**ASSIGNMENT**
Scan the material and copy every line in which "Einst" appears.

**RECORDS SUPPLIED**

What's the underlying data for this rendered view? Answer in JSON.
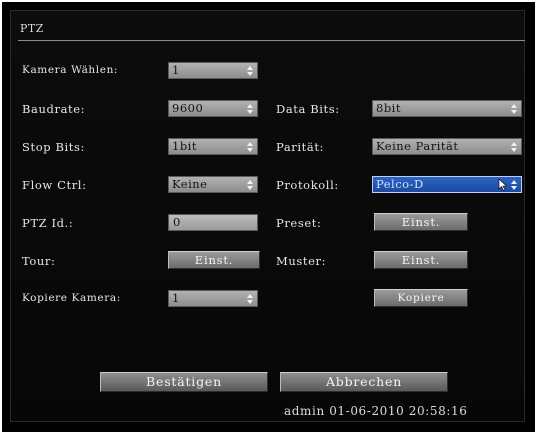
{
  "panel": {
    "title": "PTZ"
  },
  "fields": {
    "camera_label": "Kamera Wählen:",
    "camera_value": "1",
    "baudrate_label": "Baudrate:",
    "baudrate_value": "9600",
    "databits_label": "Data Bits:",
    "databits_value": "8bit",
    "stopbits_label": "Stop Bits:",
    "stopbits_value": "1bit",
    "parity_label": "Parität:",
    "parity_value": "Keine Parität",
    "flowctrl_label": "Flow Ctrl:",
    "flowctrl_value": "Keine",
    "protocol_label": "Protokoll:",
    "protocol_value": "Pelco-D",
    "ptzid_label": "PTZ Id.:",
    "ptzid_value": "0",
    "preset_label": "Preset:",
    "preset_button": "Einst.",
    "tour_label": "Tour:",
    "tour_button": "Einst.",
    "muster_label": "Muster:",
    "muster_button": "Einst.",
    "copycam_label": "Kopiere Kamera:",
    "copycam_value": "1",
    "copy_button": "Kopiere"
  },
  "footer": {
    "confirm_button": "Bestätigen",
    "cancel_button": "Abbrechen",
    "status": "admin 01-06-2010 20:58:16"
  }
}
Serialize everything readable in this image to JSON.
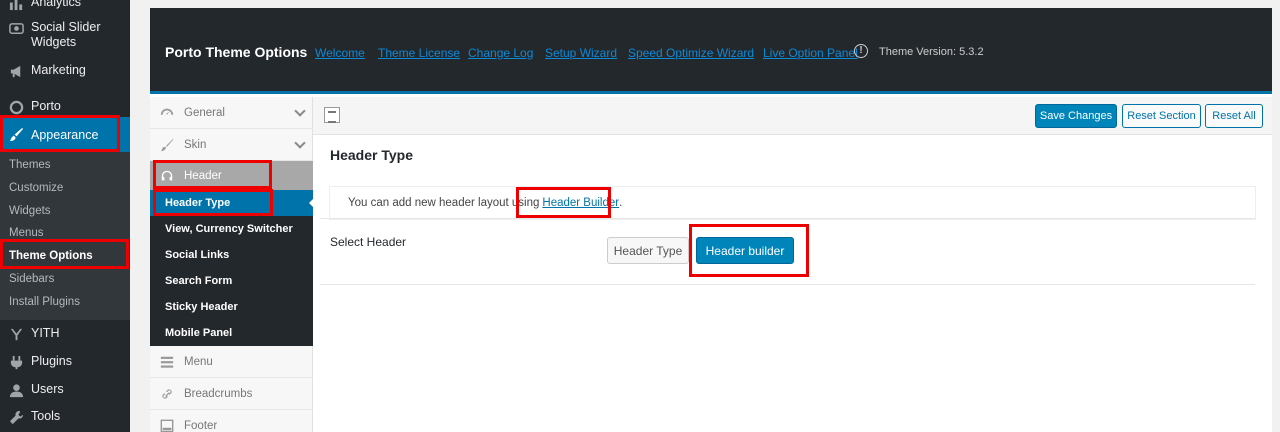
{
  "wp_sidebar": {
    "items": [
      {
        "label": "Analytics",
        "icon": "chart-bar-icon"
      },
      {
        "label": "Social Slider Widgets",
        "icon": "slider-icon"
      },
      {
        "label": "Marketing",
        "icon": "megaphone-icon"
      },
      {
        "label": "Porto",
        "icon": "circle-icon"
      },
      {
        "label": "Appearance",
        "icon": "paintbrush-icon"
      },
      {
        "label": "YITH",
        "icon": "yith-icon"
      },
      {
        "label": "Plugins",
        "icon": "plug-icon"
      },
      {
        "label": "Users",
        "icon": "user-icon"
      },
      {
        "label": "Tools",
        "icon": "wrench-icon"
      }
    ],
    "submenu": [
      "Themes",
      "Customize",
      "Widgets",
      "Menus",
      "Theme Options",
      "Sidebars",
      "Install Plugins"
    ]
  },
  "header": {
    "title": "Porto Theme Options",
    "links": [
      "Welcome",
      "Theme License",
      "Change Log",
      "Setup Wizard",
      "Speed Optimize Wizard",
      "Live Option Panel"
    ],
    "version": "Theme Version: 5.3.2"
  },
  "options_nav": {
    "top_items": [
      {
        "label": "General",
        "icon": "dashboard-icon"
      },
      {
        "label": "Skin",
        "icon": "brush-icon"
      },
      {
        "label": "Header",
        "icon": "headphones-icon"
      }
    ],
    "header_sub": [
      "Header Type",
      "View, Currency Switcher",
      "Social Links",
      "Search Form",
      "Sticky Header",
      "Mobile Panel"
    ],
    "bottom_items": [
      {
        "label": "Menu",
        "icon": "menu-icon"
      },
      {
        "label": "Breadcrumbs",
        "icon": "link-icon"
      },
      {
        "label": "Footer",
        "icon": "footer-icon"
      }
    ]
  },
  "toolbar": {
    "save": "Save Changes",
    "reset_section": "Reset Section",
    "reset_all": "Reset All"
  },
  "content": {
    "section_title": "Header Type",
    "notice_text": "You can add new header layout using",
    "notice_link": "Header Builder",
    "notice_end": ".",
    "select_label": "Select Header",
    "options": [
      "Header Type",
      "Header builder"
    ],
    "selected": "Header builder"
  },
  "colors": {
    "wp_dark": "#23282d",
    "accent": "#0073aa",
    "highlight": "#ee0000"
  }
}
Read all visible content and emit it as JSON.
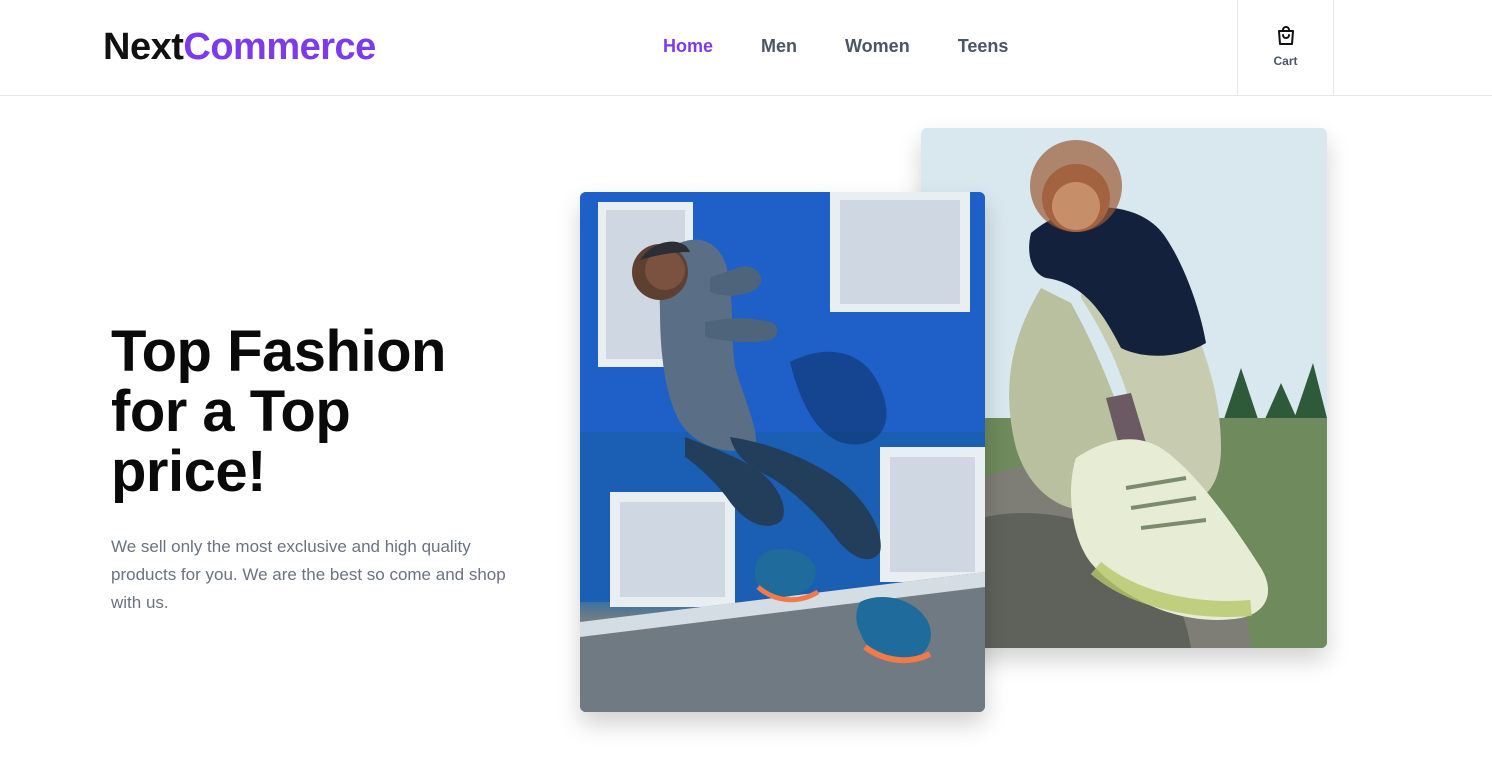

**THE ANSWER**
    "preset_button": "Einst.",
    "tour_button": "Einst.",
    "muster_button": "Einst.",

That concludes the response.